There are some car buyers who were not able to get the best deal just because they said something at the dealership they shouldn’t have said. Dealers don’t tell buyers everything about their business. In the same way, there are a few things you shouldn’t let dealers know about. Here are some:
“I haven’t seen my credit report yet.”
Telling the sales rep you don’t have a copy of your credit report in hand is like giving him permission to do their trick. In this case, unscrupulous dealers would pull out a copy for you and lie about your credit score. People with bad credit are more vulnerable to this kind of trick. If your score is 670, for example, the F&I manager can tell you that your score is 620, one tier down. This is so they can charge you an interest rate higher than what you actually deserve.
To avoid being lied to about your credit score and being charged an exorbitant rate, never walk into a dealership without a copy of your credit report. Make sure you know where you stand in your credit before entering into any negotiation.
“I can pay only $300 a month. What model can you recommend?”

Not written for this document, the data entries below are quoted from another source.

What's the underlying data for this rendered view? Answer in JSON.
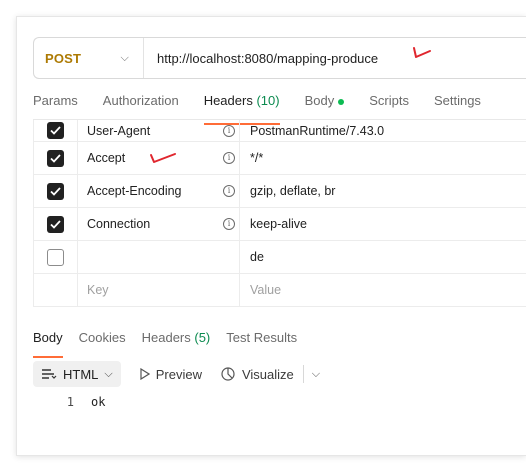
{
  "request": {
    "method": "POST",
    "url": "http://localhost:8080/mapping-produce"
  },
  "request_tabs": [
    {
      "label": "Params"
    },
    {
      "label": "Authorization"
    },
    {
      "label": "Headers",
      "count": "(10)"
    },
    {
      "label": "Body"
    },
    {
      "label": "Scripts"
    },
    {
      "label": "Settings"
    }
  ],
  "headers": [
    {
      "key": "User-Agent",
      "value": "PostmanRuntime/7.43.0",
      "checked": true
    },
    {
      "key": "Accept",
      "value": "*/*",
      "checked": true
    },
    {
      "key": "Accept-Encoding",
      "value": "gzip, deflate, br",
      "checked": true
    },
    {
      "key": "Connection",
      "value": "keep-alive",
      "checked": true
    },
    {
      "key": "",
      "value": "de",
      "checked": false
    }
  ],
  "placeholders": {
    "key": "Key",
    "value": "Value"
  },
  "response_tabs": [
    {
      "label": "Body"
    },
    {
      "label": "Cookies"
    },
    {
      "label": "Headers",
      "count": "(5)"
    },
    {
      "label": "Test Results"
    }
  ],
  "viewer": {
    "format": "HTML",
    "preview": "Preview",
    "visualize": "Visualize"
  },
  "response_body": [
    {
      "line": "1",
      "text": "ok"
    }
  ],
  "colors": {
    "method": "#ad7a03",
    "active_tab_underline": "#ff6c37",
    "count": "#0b8a4f",
    "annotation": "#e0262e"
  }
}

Saying something like this is a big no-no while talking to a dealer sales rep. Never tell him how much monthly payment you can afford. It’s also unwise to shop monthly payments. Why? The sales rep can always give you the exact monthly payment you say you can afford. But guess what? They’d still make good money out of the sale.

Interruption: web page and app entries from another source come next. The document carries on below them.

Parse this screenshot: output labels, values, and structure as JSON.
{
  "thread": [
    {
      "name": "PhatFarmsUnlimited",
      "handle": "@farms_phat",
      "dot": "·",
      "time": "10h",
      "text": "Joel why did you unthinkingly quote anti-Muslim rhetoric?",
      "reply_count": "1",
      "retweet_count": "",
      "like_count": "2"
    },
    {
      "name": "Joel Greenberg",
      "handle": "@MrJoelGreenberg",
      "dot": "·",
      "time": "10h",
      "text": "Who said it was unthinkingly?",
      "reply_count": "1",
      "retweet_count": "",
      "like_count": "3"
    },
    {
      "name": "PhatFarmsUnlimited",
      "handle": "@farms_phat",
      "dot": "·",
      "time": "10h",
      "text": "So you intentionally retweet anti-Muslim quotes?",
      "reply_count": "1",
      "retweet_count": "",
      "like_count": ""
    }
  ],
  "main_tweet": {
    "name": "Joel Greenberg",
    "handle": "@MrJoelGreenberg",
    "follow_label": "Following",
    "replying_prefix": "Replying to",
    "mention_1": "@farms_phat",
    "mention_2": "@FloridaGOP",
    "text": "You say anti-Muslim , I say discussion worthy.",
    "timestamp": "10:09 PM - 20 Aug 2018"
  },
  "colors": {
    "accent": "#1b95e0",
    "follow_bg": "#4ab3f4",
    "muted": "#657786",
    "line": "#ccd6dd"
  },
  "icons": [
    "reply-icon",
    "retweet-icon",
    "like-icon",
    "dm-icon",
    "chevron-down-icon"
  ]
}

You have to understand that monthly payments should never be your basis of car affordability. Let’s say the sales rep recommends a Lexus car and tells you he can give it to you at $300 a month. Sounds very nice. But any old-timer would know that a pricey make like Lexus wouldn’t sell new cars at such a bargain. When a dealership agrees with the monthly payment you want, they could either jack up the interest rate or car price or extend the financing term—and these make you spend more.
“This car is my baby!”
Believe it or not, experts do not recommend expressing your thoughts too much about a car, especially if you like it. If you do, the sales rep can easily talk you into a car which can be more expensive but unnecessary. Therefore, do not visit any dealership unless you have a specific vehicle in mind to buy.
“What kind of interest can I get?”
Negotiating the financing rate before the car price is a mistake. It will be harder for you to negotiate for a lower car price if you do. Remember that the car price is always marked up and that you can negotiate for a price of as low as the invoice or even below the invoice. Thus, negotiate the price down first before discussing financing.
It is also better to get approved for an auto loan before walking into any dealership. We at Oklahoma Auto Approval Center can help you with that.